NASHVILLE, Tenn. (BP)–Straight from MTV comes a report that says today’s youth are happiest when they’re with their family and most of them hope to marry and have children of their own someday.
The study, commissioned by MTV and the Associated Press, found that nearly three-quarters of people between the ages of 13 and 24 said their relationship with their parents makes them happy. They also said having sex and using drugs doesn’t really make them happy and spirituality is important to them.
Richard Ross, professor of student ministry at Southwestern Baptist Theological Seminary in Fort Worth, Texas, said the study results are positive because great relationships with parents lead to stronger spiritual impact in the lives of youth.
“I like to picture relationships as a pipe connecting the hearts of parents and children,” Ross told Baptist Press. “When the pipe (the relationship) is strong, then spiritual impact flows easily from parent to child. But when the pipe is weak or even absent, even Christian parents have limited spiritual impact on their teenagers.”
Bill Maier, vice president and psychologist in residence at Focus on the Family, said one remarkable part of the study is that the results “fly in the face” of the corrupted cultural values MTV promotes.
“MTV would say that kids just want pleasure and material goods, and they’re not interested in marriage or commitment and they reject their parents’ values. This poll shows just the opposite,” Maier told the online newsletter CitizenLink.
“It frankly surprises me that MTV allowed the results to be posted because it really contradicts everything that that network is about,” he added.
Nearly half of the 1,280 students surveyed mentioned one of their parents when they were asked to name their heroes. More than 10 percent mentioned God as their hero, the study, released Aug. 20, said.
Forty-four percent of youth said religion and spirituality are either a very important or the single most important thing in their lives, and those for whom religion and spirituality play a bigger role in life tend to be happier, MTV said.
Ross said research such as the MTV study is leading youth leaders to make fundamental changes in how they approach their work.
“Rather than always separating teenagers from their parents, the forward-thinking ones are designing engaging ways to bring the generations together,” he said. “The most powerful tool the youth leader has to prompt transformation is not the sermon or lesson he gives each week. It is not the corps of volunteers who lead small groups.
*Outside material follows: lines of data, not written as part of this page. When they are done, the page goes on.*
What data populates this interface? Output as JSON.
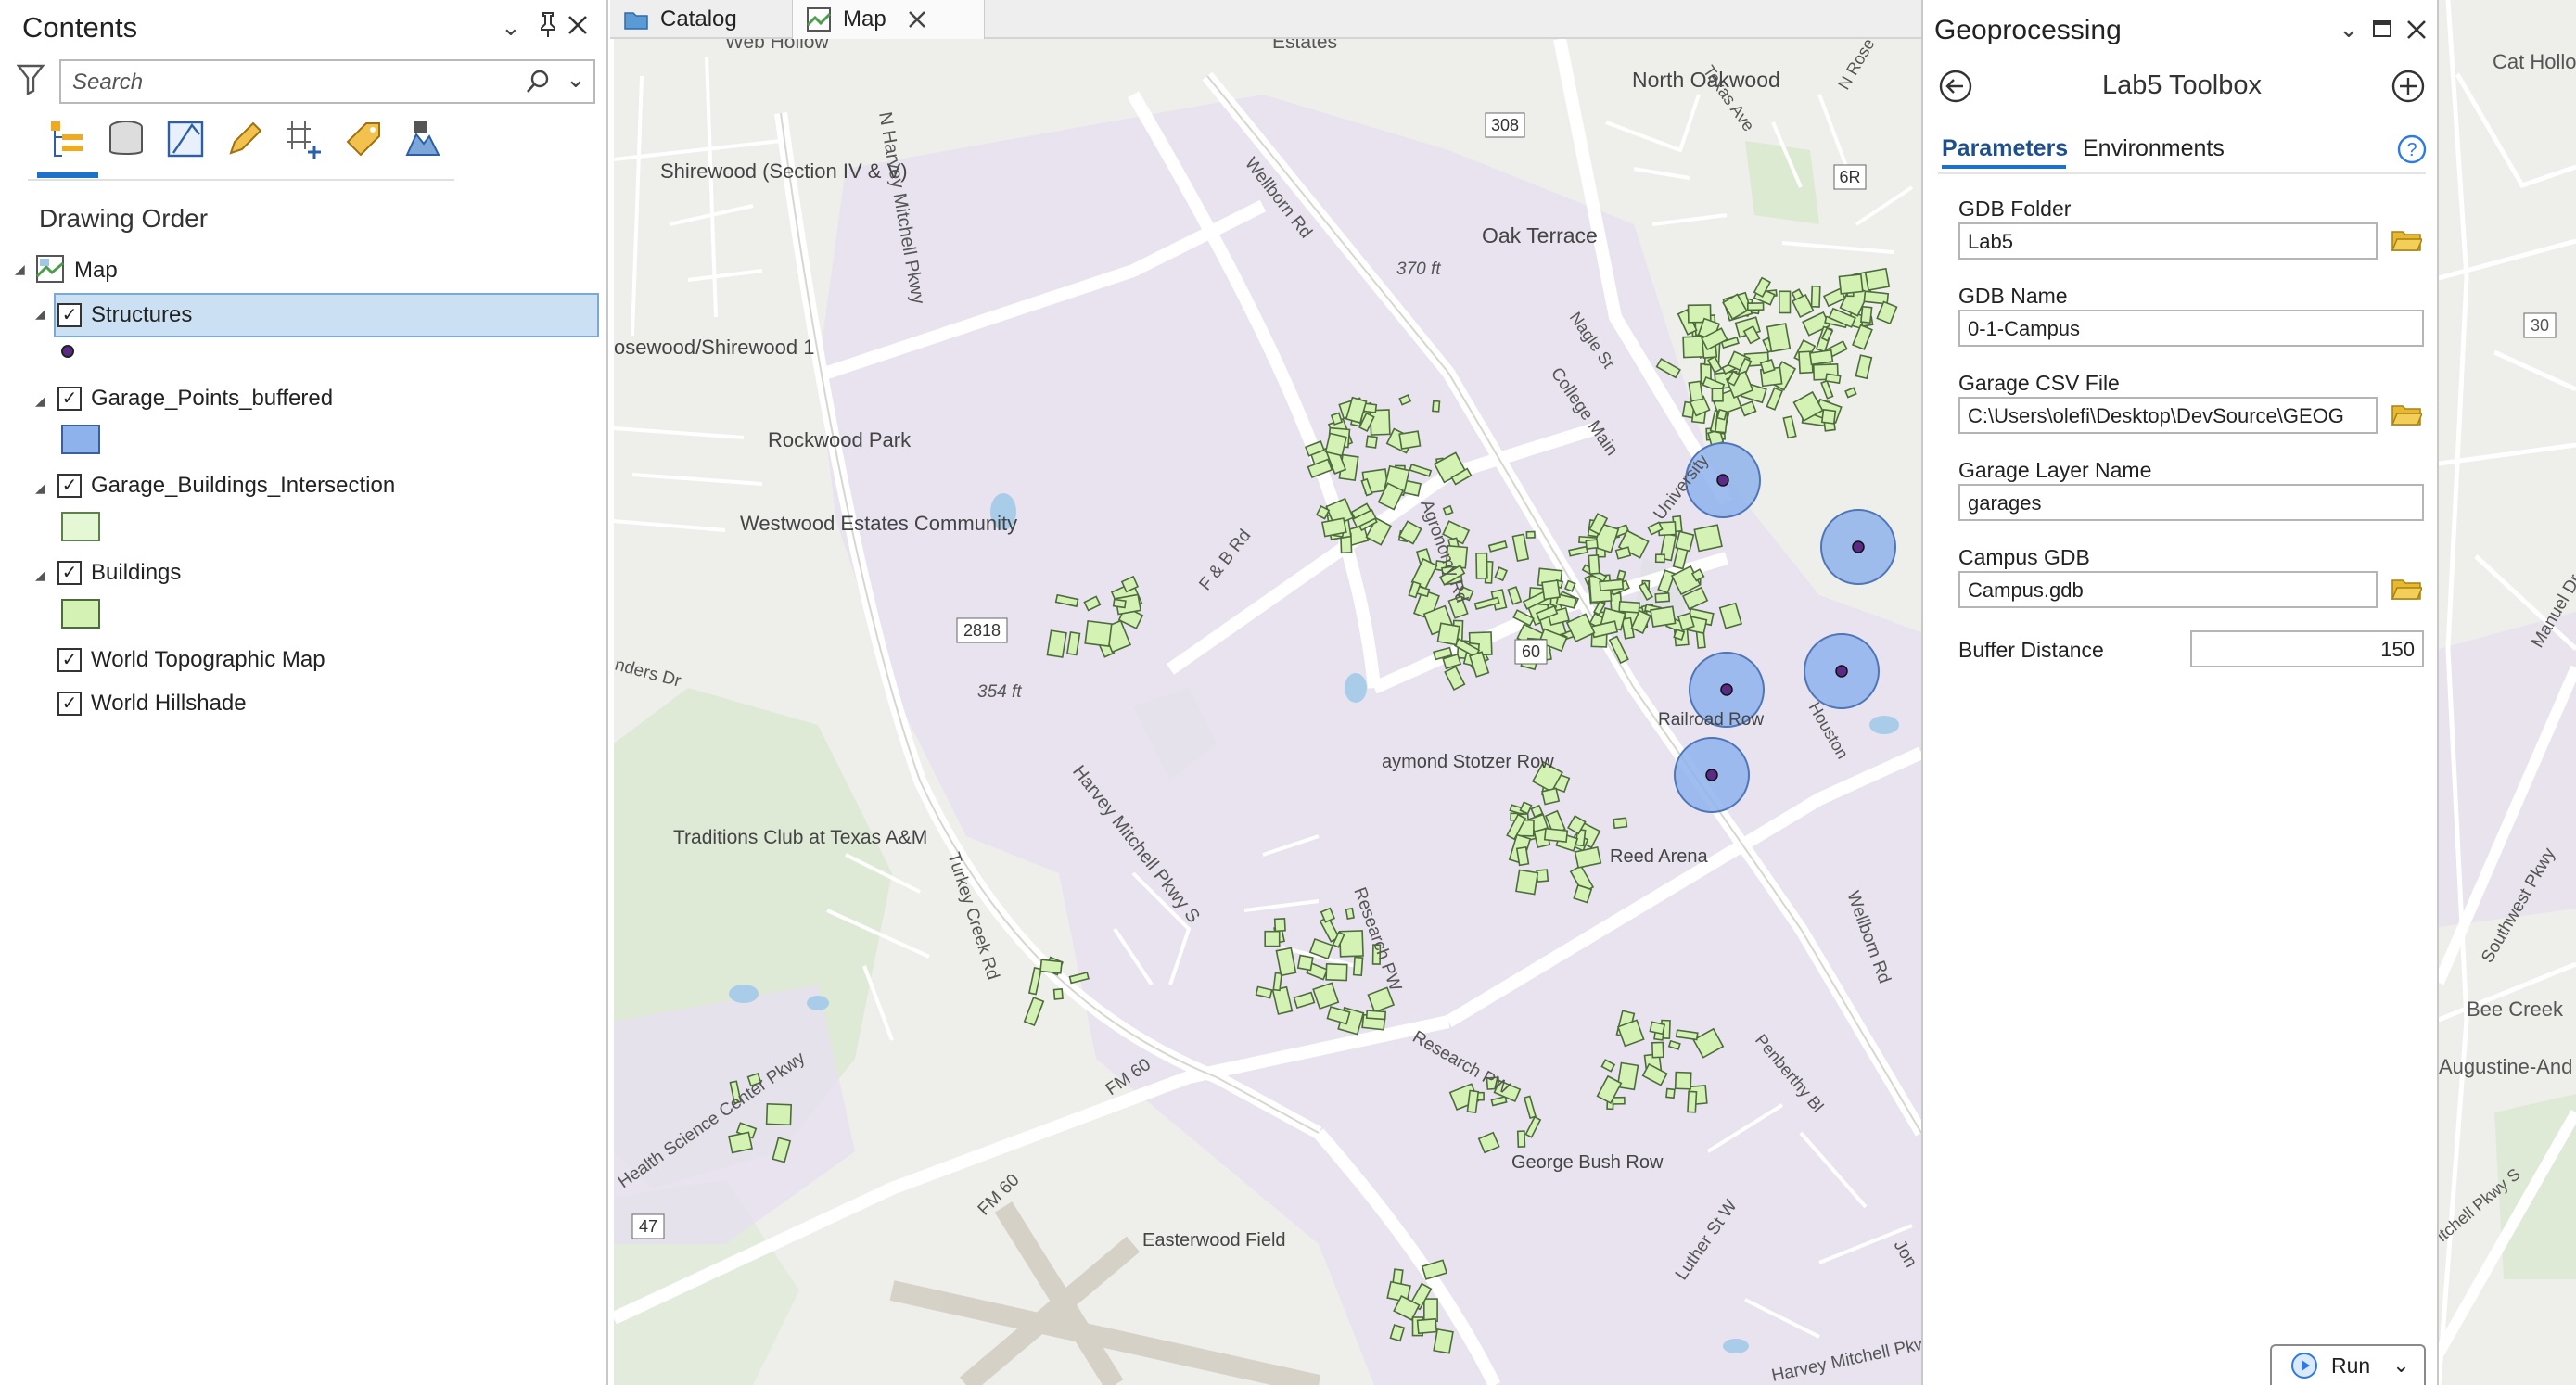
{
  "contents_pane": {
    "title": "Contents",
    "search_placeholder": "Search",
    "drawing_order_label": "Drawing Order",
    "map_label": "Map",
    "layers": [
      {
        "name": "Structures",
        "checked": true,
        "selected": true,
        "symbol": "point"
      },
      {
        "name": "Garage_Points_buffered",
        "checked": true,
        "symbol": "blue-fill"
      },
      {
        "name": "Garage_Buildings_Intersection",
        "checked": true,
        "symbol": "pale-green-fill"
      },
      {
        "name": "Buildings",
        "checked": true,
        "symbol": "green-fill"
      },
      {
        "name": "World Topographic Map",
        "checked": true
      },
      {
        "name": "World Hillshade",
        "checked": true
      }
    ]
  },
  "view_tabs": [
    {
      "label": "Catalog",
      "icon": "catalog-icon"
    },
    {
      "label": "Map",
      "icon": "map-icon",
      "active": true
    }
  ],
  "map_labels": {
    "web_hollow": "Web Hollow",
    "estates": "Estates",
    "north_oakwood": "North Oakwood",
    "texas_ave": "Texas Ave",
    "n_rose": "N Rose",
    "shirewood": "Shirewood (Section IV & V)",
    "n_harvey": "N Harvey Mitchell Pkwy",
    "wellborn_rd": "Wellborn Rd",
    "oak_terrace": "Oak Terrace",
    "shield_308": "308",
    "shield_6r": "6R",
    "elev_370": "370 ft",
    "nagle_st": "Nagle St",
    "college_main": "College Main",
    "osewood": "osewood/Shirewood 1",
    "rockwood_park": "Rockwood Park",
    "westwood": "Westwood Estates Community",
    "fb_rd": "F & B Rd",
    "agronomy": "Agronomy Rd",
    "university": "University",
    "shield_2818": "2818",
    "shield_60": "60",
    "anders_dr": "nders Dr",
    "elev_354": "354 ft",
    "railroad_row": "Railroad Row",
    "houston": "Houston",
    "harvey_s": "Harvey Mitchell Pkwy S",
    "raymond": "aymond Stotzer Row",
    "traditions": "Traditions Club at Texas A&M",
    "turkey_creek": "Turkey Creek Rd",
    "reed_arena": "Reed Arena",
    "research_pw": "Research PW",
    "research_pw2": "Research PW",
    "wellborn_rd2": "Wellborn Rd",
    "penberthy": "Penberthy Bl",
    "hsc_pkwy": "Health Science Center Pkwy",
    "fm60": "FM 60",
    "fm60b": "FM 60",
    "shield_47": "47",
    "easterwood": "Easterwood Field",
    "george_bush": "George Bush Row",
    "luther": "Luther St W",
    "jon": "Jon",
    "harvey_bottom": "Harvey Mitchell Pkw"
  },
  "right_map_labels": {
    "cat_hollow": "Cat Hollo",
    "shield_30": "30",
    "manuel": "Manuel Dr",
    "southwest": "Southwest Pkwy",
    "bee_creek": "Bee Creek",
    "augustine": "Augustine-And",
    "mitchell": "itchell Pkwy S"
  },
  "geoprocessing": {
    "title": "Geoprocessing",
    "tool_title": "Lab5 Toolbox",
    "tabs": [
      "Parameters",
      "Environments"
    ],
    "params": [
      {
        "label": "GDB Folder",
        "value": "Lab5",
        "browse": true
      },
      {
        "label": "GDB Name",
        "value": "0-1-Campus",
        "browse": false
      },
      {
        "label": "Garage CSV File",
        "value": "C:\\Users\\olefi\\Desktop\\DevSource\\GEOG",
        "browse": true
      },
      {
        "label": "Garage Layer Name",
        "value": "garages",
        "browse": false
      },
      {
        "label": "Campus GDB",
        "value": "Campus.gdb",
        "browse": true
      },
      {
        "label": "Buffer Distance",
        "value": "150",
        "browse": false
      }
    ],
    "run_label": "Run"
  },
  "colors": {
    "accent": "#1c72c8",
    "building_fill": "#d3f2b4",
    "building_stroke": "#4d6b3c",
    "buffer_fill": "#8eb3ec",
    "campus_area": "#e6e0ee",
    "selection": "#cce0f4"
  }
}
As important as these are, the most powerful tool is parents.
“Youth leaders who train parents how to build great family relationships and how to spiritually lead in the home have the greatest opportunity to see teenagers transformed,” Ross added.
MTV said the study is “part of the network’s ongoing commitment to maintaining an unparalleled understanding of the youth audience.” But Focus on the Family’s Maier thinks the MTV culture, unless it changes based on this research, is getting in the way of youth’s dreams.
“We know, for example, that girls who are highly promiscuous are much more likely to be depressed and suicidal,” Maier said. “We know that kids who live together, who cohabit or have a variety of partners are less likely to have a successful marriage.
“They would do well not to listen to what MTV is telling them because they’ll be sabotaging their own success in the long run,” he added.
Among other findings from the MTV study:
— While some might expect money to be the object of desire for most teens, it actually didn’t even come up in nearly all of the interviews.
“Almost no respondents mentioned anything financial or material as a source of happiness when asked an unaided question about what makes them happy,” MTV said.
— Nearly two-thirds of the respondents said cell phones, the Internet and other technologies make people happier. Rather than a source of stress, the youth said they would be more stressed without technology.
— Today’s youth have their share of stress, though. The study said a lot of young people feel stress, particularly those from the middle class, and females more than males. School is the greatest source of stress for those age 13 to 17, and for those age 18 to 24, it’s jobs and financial matters, AP said.
— Those who use alcohol are slightly less happy than those who don’t drink, and those who don’t use drugs are happier than those who do, the study said.
— For 13- to 17-year-olds especially, being sexually active leads to less happiness.
— Despite a frequent cultural portrayal of marriage as outdated, 92 percent of the youth surveyed said they either definitely or probably want to get married someday.
“I don’t want to be one of those career businesswomen who just doesn’t ever settle down,” Kristiana St. John, 17, a New York high school student, told AP.
Erin Roach is a staff writer for Baptist Press.